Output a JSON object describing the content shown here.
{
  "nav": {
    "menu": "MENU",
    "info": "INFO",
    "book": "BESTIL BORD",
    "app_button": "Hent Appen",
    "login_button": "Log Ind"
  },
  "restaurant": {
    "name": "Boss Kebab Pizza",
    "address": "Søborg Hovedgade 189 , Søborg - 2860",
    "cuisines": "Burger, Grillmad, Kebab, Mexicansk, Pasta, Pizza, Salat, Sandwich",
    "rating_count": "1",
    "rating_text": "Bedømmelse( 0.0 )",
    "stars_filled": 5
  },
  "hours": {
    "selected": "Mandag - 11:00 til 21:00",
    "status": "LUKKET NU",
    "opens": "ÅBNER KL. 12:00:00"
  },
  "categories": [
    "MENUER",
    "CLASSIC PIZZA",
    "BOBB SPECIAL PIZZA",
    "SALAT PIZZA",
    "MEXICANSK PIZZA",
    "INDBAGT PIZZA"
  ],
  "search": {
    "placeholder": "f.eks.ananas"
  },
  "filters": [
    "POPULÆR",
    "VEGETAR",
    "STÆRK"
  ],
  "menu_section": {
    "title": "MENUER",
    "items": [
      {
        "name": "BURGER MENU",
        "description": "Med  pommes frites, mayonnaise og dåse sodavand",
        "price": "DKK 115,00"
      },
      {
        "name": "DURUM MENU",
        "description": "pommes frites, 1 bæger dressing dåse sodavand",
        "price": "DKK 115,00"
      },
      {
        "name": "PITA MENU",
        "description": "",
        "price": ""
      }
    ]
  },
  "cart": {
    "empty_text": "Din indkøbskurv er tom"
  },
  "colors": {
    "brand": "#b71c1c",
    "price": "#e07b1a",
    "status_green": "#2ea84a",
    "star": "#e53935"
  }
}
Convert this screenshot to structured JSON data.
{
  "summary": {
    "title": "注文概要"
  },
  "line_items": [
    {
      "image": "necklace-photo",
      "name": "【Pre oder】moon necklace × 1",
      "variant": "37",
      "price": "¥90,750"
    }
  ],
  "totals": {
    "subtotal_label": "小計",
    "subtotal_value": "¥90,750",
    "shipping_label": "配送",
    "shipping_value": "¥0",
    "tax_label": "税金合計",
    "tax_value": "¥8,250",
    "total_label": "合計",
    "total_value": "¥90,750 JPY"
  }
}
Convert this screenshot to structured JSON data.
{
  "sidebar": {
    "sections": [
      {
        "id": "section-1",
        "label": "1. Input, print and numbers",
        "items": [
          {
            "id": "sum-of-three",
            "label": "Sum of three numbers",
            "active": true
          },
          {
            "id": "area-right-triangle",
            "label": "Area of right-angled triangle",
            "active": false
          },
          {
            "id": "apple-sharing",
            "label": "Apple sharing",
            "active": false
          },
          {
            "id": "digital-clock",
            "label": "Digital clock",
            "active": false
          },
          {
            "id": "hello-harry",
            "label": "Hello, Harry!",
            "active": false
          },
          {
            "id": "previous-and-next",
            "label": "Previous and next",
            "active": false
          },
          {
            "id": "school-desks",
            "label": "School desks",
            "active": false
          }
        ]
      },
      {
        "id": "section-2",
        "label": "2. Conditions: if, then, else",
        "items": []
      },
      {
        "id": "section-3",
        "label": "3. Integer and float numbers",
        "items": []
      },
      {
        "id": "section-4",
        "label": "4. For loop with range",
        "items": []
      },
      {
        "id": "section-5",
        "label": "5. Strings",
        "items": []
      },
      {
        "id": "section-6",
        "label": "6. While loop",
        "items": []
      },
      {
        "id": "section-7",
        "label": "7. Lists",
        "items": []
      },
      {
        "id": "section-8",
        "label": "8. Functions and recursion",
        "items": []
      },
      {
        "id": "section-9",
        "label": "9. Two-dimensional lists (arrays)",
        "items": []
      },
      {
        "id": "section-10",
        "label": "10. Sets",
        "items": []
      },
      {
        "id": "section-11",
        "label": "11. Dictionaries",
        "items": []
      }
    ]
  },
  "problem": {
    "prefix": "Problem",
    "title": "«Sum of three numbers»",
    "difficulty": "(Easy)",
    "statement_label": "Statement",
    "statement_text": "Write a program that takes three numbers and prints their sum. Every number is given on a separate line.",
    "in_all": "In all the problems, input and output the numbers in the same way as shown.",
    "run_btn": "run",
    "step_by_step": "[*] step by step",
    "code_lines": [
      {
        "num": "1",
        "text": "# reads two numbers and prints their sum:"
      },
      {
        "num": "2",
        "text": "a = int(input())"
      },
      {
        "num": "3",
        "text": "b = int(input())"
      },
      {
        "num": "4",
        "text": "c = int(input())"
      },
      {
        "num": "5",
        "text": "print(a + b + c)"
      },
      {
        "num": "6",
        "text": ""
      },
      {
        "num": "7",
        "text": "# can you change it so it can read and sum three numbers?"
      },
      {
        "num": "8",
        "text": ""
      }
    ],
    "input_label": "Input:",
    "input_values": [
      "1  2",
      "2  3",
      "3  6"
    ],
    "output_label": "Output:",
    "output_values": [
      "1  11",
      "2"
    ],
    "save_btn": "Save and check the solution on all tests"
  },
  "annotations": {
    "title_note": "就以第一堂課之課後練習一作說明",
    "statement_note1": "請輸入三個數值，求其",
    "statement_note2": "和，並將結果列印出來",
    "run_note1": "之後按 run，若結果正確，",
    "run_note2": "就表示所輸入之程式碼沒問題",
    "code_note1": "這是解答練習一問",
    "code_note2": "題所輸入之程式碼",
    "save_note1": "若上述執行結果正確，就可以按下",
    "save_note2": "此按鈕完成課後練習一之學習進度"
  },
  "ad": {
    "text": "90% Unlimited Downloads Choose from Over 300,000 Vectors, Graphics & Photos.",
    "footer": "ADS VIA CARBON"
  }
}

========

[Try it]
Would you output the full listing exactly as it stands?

[Expected output]
Output a JSON object describing the content shown here.
{
  "nav": {
    "menu": "MENU",
    "info": "INFO",
    "book": "BESTIL BORD",
    "app_button": "Hent Appen",
    "login_button": "Log Ind"
  },
  "restaurant": {
    "name": "Boss Kebab Pizza",
    "address": "Søborg Hovedgade 189 , Søborg - 2860",
    "cuisines": "Burger, Grillmad, Kebab, Mexicansk, Pasta, Pizza, Salat, Sandwich",
    "rating_count": "1",
    "rating_text": "Bedømmelse( 0.0 )",
    "stars_filled": 5
  },
  "hours": {
    "selected": "Mandag - 11:00 til 21:00",
    "status": "LUKKET NU",
    "opens": "ÅBNER KL. 12:00:00"
  },
  "categories": [
    "MENUER",
    "CLASSIC PIZZA",
    "BOBB SPECIAL PIZZA",
    "SALAT PIZZA",
    "MEXICANSK PIZZA",
    "INDBAGT PIZZA"
  ],
  "search": {
    "placeholder": "f.eks.ananas"
  },
  "filters": [
    "POPULÆR",
    "VEGETAR",
    "STÆRK"
  ],
  "menu_section": {
    "title": "MENUER",
    "items": [
      {
        "name": "BURGER MENU",
        "description": "Med  pommes frites, mayonnaise og dåse sodavand",
        "price": "DKK 115,00"
      },
      {
        "name": "DURUM MENU",
        "description": "pommes frites, 1 bæger dressing dåse sodavand",
        "price": "DKK 115,00"
      },
      {
        "name": "PITA MENU",
        "description": "",
        "price": ""
      }
    ]
  },
  "cart": {
    "empty_text": "Din indkøbskurv er tom"
  },
  "colors": {
    "brand": "#b71c1c",
    "price": "#e07b1a",
    "status_green": "#2ea84a",
    "star": "#e53935"
  }
}
Convert this screenshot to structured JSON data.
{
  "summary": {
    "title": "注文概要"
  },
  "line_items": [
    {
      "image": "necklace-photo",
      "name": "【Pre oder】moon necklace × 1",
      "variant": "37",
      "price": "¥90,750"
    }
  ],
  "totals": {
    "subtotal_label": "小計",
    "subtotal_value": "¥90,750",
    "shipping_label": "配送",
    "shipping_value": "¥0",
    "tax_label": "税金合計",
    "tax_value": "¥8,250",
    "total_label": "合計",
    "total_value": "¥90,750 JPY"
  }
}
Convert this screenshot to structured JSON data.
{
  "sidebar": {
    "sections": [
      {
        "id": "section-1",
        "label": "1. Input, print and numbers",
        "items": [
          {
            "id": "sum-of-three",
            "label": "Sum of three numbers",
            "active": true
          },
          {
            "id": "area-right-triangle",
            "label": "Area of right-angled triangle",
            "active": false
          },
          {
            "id": "apple-sharing",
            "label": "Apple sharing",
            "active": false
          },
          {
            "id": "digital-clock",
            "label": "Digital clock",
            "active": false
          },
          {
            "id": "hello-harry",
            "label": "Hello, Harry!",
            "active": false
          },
          {
            "id": "previous-and-next",
            "label": "Previous and next",
            "active": false
          },
          {
            "id": "school-desks",
            "label": "School desks",
            "active": false
          }
        ]
      },
      {
        "id": "section-2",
        "label": "2. Conditions: if, then, else",
        "items": []
      },
      {
        "id": "section-3",
        "label": "3. Integer and float numbers",
        "items": []
      },
      {
        "id": "section-4",
        "label": "4. For loop with range",
        "items": []
      },
      {
        "id": "section-5",
        "label": "5. Strings",
        "items": []
      },
      {
        "id": "section-6",
        "label": "6. While loop",
        "items": []
      },
      {
        "id": "section-7",
        "label": "7. Lists",
        "items": []
      },
      {
        "id": "section-8",
        "label": "8. Functions and recursion",
        "items": []
      },
      {
        "id": "section-9",
        "label": "9. Two-dimensional lists (arrays)",
        "items": []
      },
      {
        "id": "section-10",
        "label": "10. Sets",
        "items": []
      },
      {
        "id": "section-11",
        "label": "11. Dictionaries",
        "items": []
      }
    ]
  },
  "problem": {
    "prefix": "Problem",
    "title": "«Sum of three numbers»",
    "difficulty": "(Easy)",
    "statement_label": "Statement",
    "statement_text": "Write a program that takes three numbers and prints their sum. Every number is given on a separate line.",
    "in_all": "In all the problems, input and output the numbers in the same way as shown.",
    "run_btn": "run",
    "step_by_step": "[*] step by step",
    "code_lines": [
      {
        "num": "1",
        "text": "# reads two numbers and prints their sum:"
      },
      {
        "num": "2",
        "text": "a = int(input())"
      },
      {
        "num": "3",
        "text": "b = int(input())"
      },
      {
        "num": "4",
        "text": "c = int(input())"
      },
      {
        "num": "5",
        "text": "print(a + b + c)"
      },
      {
        "num": "6",
        "text": ""
      },
      {
        "num": "7",
        "text": "# can you change it so it can read and sum three numbers?"
      },
      {
        "num": "8",
        "text": ""
      }
    ],
    "input_label": "Input:",
    "input_values": [
      "1  2",
      "2  3",
      "3  6"
    ],
    "output_label": "Output:",
    "output_values": [
      "1  11",
      "2"
    ],
    "save_btn": "Save and check the solution on all tests"
  },
  "annotations": {
    "title_note": "就以第一堂課之課後練習一作說明",
    "statement_note1": "請輸入三個數值，求其",
    "statement_note2": "和，並將結果列印出來",
    "run_note1": "之後按 run，若結果正確，",
    "run_note2": "就表示所輸入之程式碼沒問題",
    "code_note1": "這是解答練習一問",
    "code_note2": "題所輸入之程式碼",
    "save_note1": "若上述執行結果正確，就可以按下",
    "save_note2": "此按鈕完成課後練習一之學習進度"
  },
  "ad": {
    "text": "90% Unlimited Downloads Choose from Over 300,000 Vectors, Graphics & Photos.",
    "footer": "ADS VIA CARBON"
  }
}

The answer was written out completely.